Problem to work on
Report every line below that holds the word "خشبي".

*** Opening of Excerpted records ***

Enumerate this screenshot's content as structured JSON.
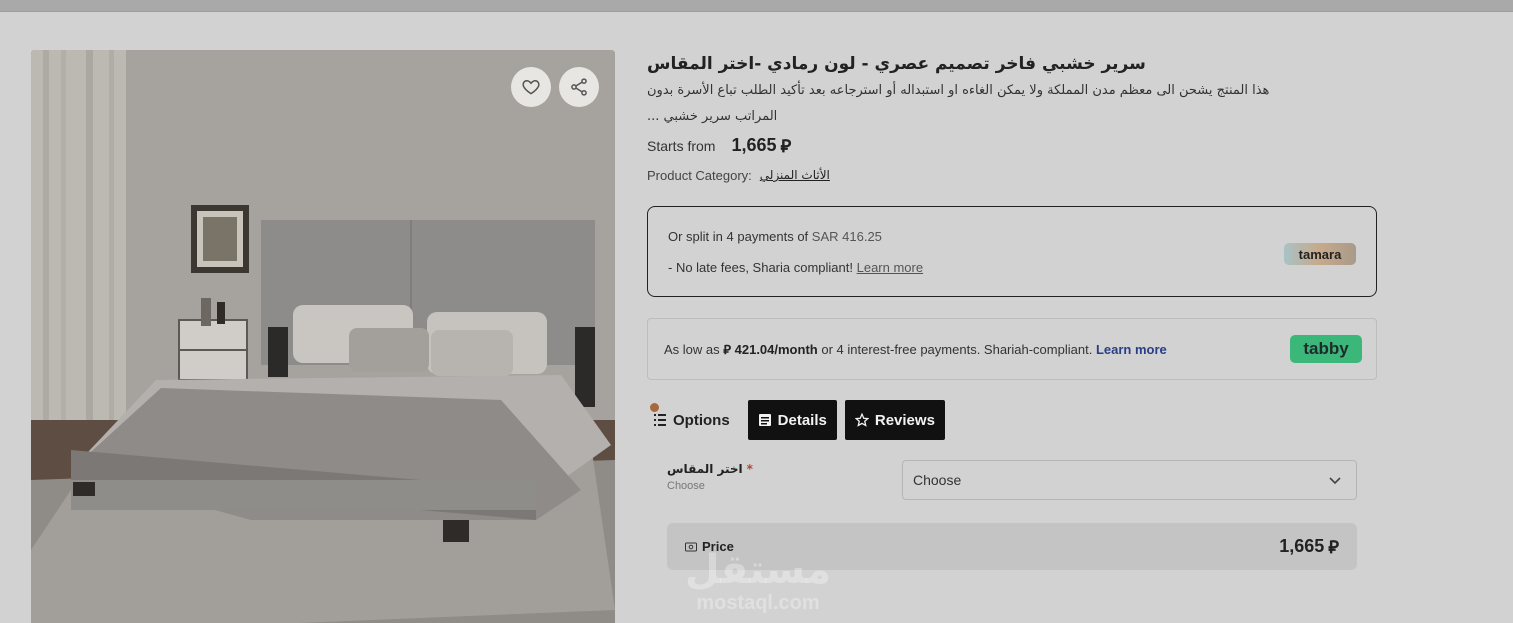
{
  "topbar": {
    "fragments": [
      "ﺀ",
      "ﺀ",
      "ﺀ",
      "ﺀ"
    ]
  },
  "product": {
    "title": "سرير خشبي فاخر تصميم عصري - لون رمادي -اختر المقاس",
    "description_line1": "هذا المنتج يشحن الى معظم مدن المملكة ولا يمكن الغاءه او استبداله أو استرجاعه بعد تأكيد الطلب تباع الأسرة بدون",
    "description_line2": "المراتب سرير خشبي ...",
    "starts_from_label": "Starts from",
    "price": "1,665",
    "currency_symbol": "⃁",
    "category_label": "Product Category:",
    "category_value": "الأثاث المنزلي",
    "image_alt_icon": "bed-photo"
  },
  "image_actions": {
    "wishlist_icon": "heart-icon",
    "share_icon": "share-icon"
  },
  "tamara": {
    "split_text": "Or split in 4 payments of",
    "amount": "SAR 416.25",
    "fees_text": "- No late fees, Sharia compliant!",
    "learn_more": "Learn more",
    "logo_text": "tamara"
  },
  "tabby": {
    "prefix": "As low as",
    "amount": "421.04/month",
    "suffix": "or 4 interest-free payments. Shariah-compliant.",
    "learn_more": "Learn more",
    "logo_text": "tabby",
    "brand_color": "#3bb77a"
  },
  "tabs": [
    {
      "label": "Options",
      "icon": "list-icon"
    },
    {
      "label": "Details",
      "icon": "book-icon"
    },
    {
      "label": "Reviews",
      "icon": "star-icon"
    }
  ],
  "size_option": {
    "label": "اختر المقاس",
    "required_mark": "*",
    "hint": "Choose",
    "select_value": "Choose"
  },
  "price_bar": {
    "label": "Price",
    "value": "1,665"
  },
  "watermark": {
    "arabic": "مستقل",
    "latin": "mostaql.com"
  }
}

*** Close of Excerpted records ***

Written solution
    "title": "سرير خشبي فاخر تصميم عصري - لون رمادي -اختر المقاس",
    "description_line2": "المراتب سرير خشبي ...",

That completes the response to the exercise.